Output every record word for word.

Records for processing Block Start

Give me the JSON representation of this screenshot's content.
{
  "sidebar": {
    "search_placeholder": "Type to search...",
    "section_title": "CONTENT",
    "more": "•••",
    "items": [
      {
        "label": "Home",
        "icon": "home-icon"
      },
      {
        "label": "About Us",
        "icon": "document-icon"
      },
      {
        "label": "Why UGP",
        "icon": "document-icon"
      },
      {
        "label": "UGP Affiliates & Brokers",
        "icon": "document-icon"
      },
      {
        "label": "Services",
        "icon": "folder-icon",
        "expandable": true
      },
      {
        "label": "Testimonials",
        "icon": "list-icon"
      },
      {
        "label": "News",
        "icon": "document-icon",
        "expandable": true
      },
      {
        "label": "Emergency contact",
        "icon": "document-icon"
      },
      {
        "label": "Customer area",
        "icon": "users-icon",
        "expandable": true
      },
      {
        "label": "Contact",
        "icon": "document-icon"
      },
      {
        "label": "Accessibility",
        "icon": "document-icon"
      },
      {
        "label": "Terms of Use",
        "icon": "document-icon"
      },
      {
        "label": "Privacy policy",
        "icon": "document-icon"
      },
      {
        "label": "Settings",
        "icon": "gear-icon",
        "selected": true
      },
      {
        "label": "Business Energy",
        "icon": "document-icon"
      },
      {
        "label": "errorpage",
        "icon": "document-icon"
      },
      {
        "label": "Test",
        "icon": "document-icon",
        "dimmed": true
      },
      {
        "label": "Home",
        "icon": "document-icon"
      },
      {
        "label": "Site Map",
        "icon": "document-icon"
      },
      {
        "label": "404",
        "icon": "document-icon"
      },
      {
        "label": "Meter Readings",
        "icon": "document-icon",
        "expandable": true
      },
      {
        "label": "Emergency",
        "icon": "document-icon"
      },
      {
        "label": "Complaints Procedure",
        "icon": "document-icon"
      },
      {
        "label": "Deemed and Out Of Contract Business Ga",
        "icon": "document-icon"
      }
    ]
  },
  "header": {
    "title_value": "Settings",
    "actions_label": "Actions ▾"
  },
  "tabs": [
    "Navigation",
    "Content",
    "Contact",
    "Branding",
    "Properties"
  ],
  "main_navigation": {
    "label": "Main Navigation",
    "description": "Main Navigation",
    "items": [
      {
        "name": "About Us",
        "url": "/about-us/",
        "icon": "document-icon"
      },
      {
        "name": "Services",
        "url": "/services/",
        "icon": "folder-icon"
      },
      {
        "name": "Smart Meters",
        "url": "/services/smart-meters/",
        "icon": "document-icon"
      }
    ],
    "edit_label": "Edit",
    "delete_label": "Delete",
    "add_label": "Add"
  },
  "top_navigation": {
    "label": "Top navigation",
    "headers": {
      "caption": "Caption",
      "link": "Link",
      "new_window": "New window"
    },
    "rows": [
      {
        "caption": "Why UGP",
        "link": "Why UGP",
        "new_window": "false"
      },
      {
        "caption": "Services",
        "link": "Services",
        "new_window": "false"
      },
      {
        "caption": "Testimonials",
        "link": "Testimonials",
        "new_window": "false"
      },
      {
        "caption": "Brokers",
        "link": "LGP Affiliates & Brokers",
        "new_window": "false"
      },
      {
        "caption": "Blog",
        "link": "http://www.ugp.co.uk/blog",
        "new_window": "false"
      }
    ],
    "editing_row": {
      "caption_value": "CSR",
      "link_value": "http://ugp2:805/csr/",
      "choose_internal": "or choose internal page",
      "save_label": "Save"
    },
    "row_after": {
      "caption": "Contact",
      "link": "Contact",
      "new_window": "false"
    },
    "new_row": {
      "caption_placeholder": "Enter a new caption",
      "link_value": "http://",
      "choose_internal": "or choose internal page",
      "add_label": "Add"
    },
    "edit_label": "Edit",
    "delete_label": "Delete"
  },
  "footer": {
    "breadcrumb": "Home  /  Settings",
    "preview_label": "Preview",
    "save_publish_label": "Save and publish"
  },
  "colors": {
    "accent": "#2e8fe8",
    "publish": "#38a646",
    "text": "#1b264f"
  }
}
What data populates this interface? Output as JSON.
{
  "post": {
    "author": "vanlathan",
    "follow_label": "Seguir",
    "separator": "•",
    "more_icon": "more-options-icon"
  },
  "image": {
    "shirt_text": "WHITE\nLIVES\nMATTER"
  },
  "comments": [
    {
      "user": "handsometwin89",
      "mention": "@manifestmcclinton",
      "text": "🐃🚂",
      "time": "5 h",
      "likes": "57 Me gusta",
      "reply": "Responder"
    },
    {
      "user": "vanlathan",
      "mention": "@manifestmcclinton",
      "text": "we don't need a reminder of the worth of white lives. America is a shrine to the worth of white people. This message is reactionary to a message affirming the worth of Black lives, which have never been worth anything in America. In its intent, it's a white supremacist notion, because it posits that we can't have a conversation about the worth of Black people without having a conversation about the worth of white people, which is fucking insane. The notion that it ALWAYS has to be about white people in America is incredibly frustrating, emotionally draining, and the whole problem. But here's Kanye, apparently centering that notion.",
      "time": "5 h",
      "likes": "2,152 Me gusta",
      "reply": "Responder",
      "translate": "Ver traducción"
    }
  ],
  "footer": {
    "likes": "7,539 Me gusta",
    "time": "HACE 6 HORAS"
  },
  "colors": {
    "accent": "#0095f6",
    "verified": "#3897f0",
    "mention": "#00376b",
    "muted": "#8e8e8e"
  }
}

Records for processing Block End

**Task answer**
Give me the JSON representation of this screenshot's content.
{
  "sidebar": {
    "search_placeholder": "Type to search...",
    "section_title": "CONTENT",
    "more": "•••",
    "items": [
      {
        "label": "Home",
        "icon": "home-icon"
      },
      {
        "label": "About Us",
        "icon": "document-icon"
      },
      {
        "label": "Why UGP",
        "icon": "document-icon"
      },
      {
        "label": "UGP Affiliates & Brokers",
        "icon": "document-icon"
      },
      {
        "label": "Services",
        "icon": "folder-icon",
        "expandable": true
      },
      {
        "label": "Testimonials",
        "icon": "list-icon"
      },
      {
        "label": "News",
        "icon": "document-icon",
        "expandable": true
      },
      {
        "label": "Emergency contact",
        "icon": "document-icon"
      },
      {
        "label": "Customer area",
        "icon": "users-icon",
        "expandable": true
      },
      {
        "label": "Contact",
        "icon": "document-icon"
      },
      {
        "label": "Accessibility",
        "icon": "document-icon"
      },
      {
        "label": "Terms of Use",
        "icon": "document-icon"
      },
      {
        "label": "Privacy policy",
        "icon": "document-icon"
      },
      {
        "label": "Settings",
        "icon": "gear-icon",
        "selected": true
      },
      {
        "label": "Business Energy",
        "icon": "document-icon"
      },
      {
        "label": "errorpage",
        "icon": "document-icon"
      },
      {
        "label": "Test",
        "icon": "document-icon",
        "dimmed": true
      },
      {
        "label": "Home",
        "icon": "document-icon"
      },
      {
        "label": "Site Map",
        "icon": "document-icon"
      },
      {
        "label": "404",
        "icon": "document-icon"
      },
      {
        "label": "Meter Readings",
        "icon": "document-icon",
        "expandable": true
      },
      {
        "label": "Emergency",
        "icon": "document-icon"
      },
      {
        "label": "Complaints Procedure",
        "icon": "document-icon"
      },
      {
        "label": "Deemed and Out Of Contract Business Ga",
        "icon": "document-icon"
      }
    ]
  },
  "header": {
    "title_value": "Settings",
    "actions_label": "Actions ▾"
  },
  "tabs": [
    "Navigation",
    "Content",
    "Contact",
    "Branding",
    "Properties"
  ],
  "main_navigation": {
    "label": "Main Navigation",
    "description": "Main Navigation",
    "items": [
      {
        "name": "About Us",
        "url": "/about-us/",
        "icon": "document-icon"
      },
      {
        "name": "Services",
        "url": "/services/",
        "icon": "folder-icon"
      },
      {
        "name": "Smart Meters",
        "url": "/services/smart-meters/",
        "icon": "document-icon"
      }
    ],
    "edit_label": "Edit",
    "delete_label": "Delete",
    "add_label": "Add"
  },
  "top_navigation": {
    "label": "Top navigation",
    "headers": {
      "caption": "Caption",
      "link": "Link",
      "new_window": "New window"
    },
    "rows": [
      {
        "caption": "Why UGP",
        "link": "Why UGP",
        "new_window": "false"
      },
      {
        "caption": "Services",
        "link": "Services",
        "new_window": "false"
      },
      {
        "caption": "Testimonials",
        "link": "Testimonials",
        "new_window": "false"
      },
      {
        "caption": "Brokers",
        "link": "LGP Affiliates & Brokers",
        "new_window": "false"
      },
      {
        "caption": "Blog",
        "link": "http://www.ugp.co.uk/blog",
        "new_window": "false"
      }
    ],
    "editing_row": {
      "caption_value": "CSR",
      "link_value": "http://ugp2:805/csr/",
      "choose_internal": "or choose internal page",
      "save_label": "Save"
    },
    "row_after": {
      "caption": "Contact",
      "link": "Contact",
      "new_window": "false"
    },
    "new_row": {
      "caption_placeholder": "Enter a new caption",
      "link_value": "http://",
      "choose_internal": "or choose internal page",
      "add_label": "Add"
    },
    "edit_label": "Edit",
    "delete_label": "Delete"
  },
  "footer": {
    "breadcrumb": "Home  /  Settings",
    "preview_label": "Preview",
    "save_publish_label": "Save and publish"
  },
  "colors": {
    "accent": "#2e8fe8",
    "publish": "#38a646",
    "text": "#1b264f"
  }
}
What data populates this interface? Output as JSON.
{
  "post": {
    "author": "vanlathan",
    "follow_label": "Seguir",
    "separator": "•",
    "more_icon": "more-options-icon"
  },
  "image": {
    "shirt_text": "WHITE\nLIVES\nMATTER"
  },
  "comments": [
    {
      "user": "handsometwin89",
      "mention": "@manifestmcclinton",
      "text": "🐃🚂",
      "time": "5 h",
      "likes": "57 Me gusta",
      "reply": "Responder"
    },
    {
      "user": "vanlathan",
      "mention": "@manifestmcclinton",
      "text": "we don't need a reminder of the worth of white lives. America is a shrine to the worth of white people. This message is reactionary to a message affirming the worth of Black lives, which have never been worth anything in America. In its intent, it's a white supremacist notion, because it posits that we can't have a conversation about the worth of Black people without having a conversation about the worth of white people, which is fucking insane. The notion that it ALWAYS has to be about white people in America is incredibly frustrating, emotionally draining, and the whole problem. But here's Kanye, apparently centering that notion.",
      "time": "5 h",
      "likes": "2,152 Me gusta",
      "reply": "Responder",
      "translate": "Ver traducción"
    }
  ],
  "footer": {
    "likes": "7,539 Me gusta",
    "time": "HACE 6 HORAS"
  },
  "colors": {
    "accent": "#0095f6",
    "verified": "#3897f0",
    "mention": "#00376b",
    "muted": "#8e8e8e"
  }
}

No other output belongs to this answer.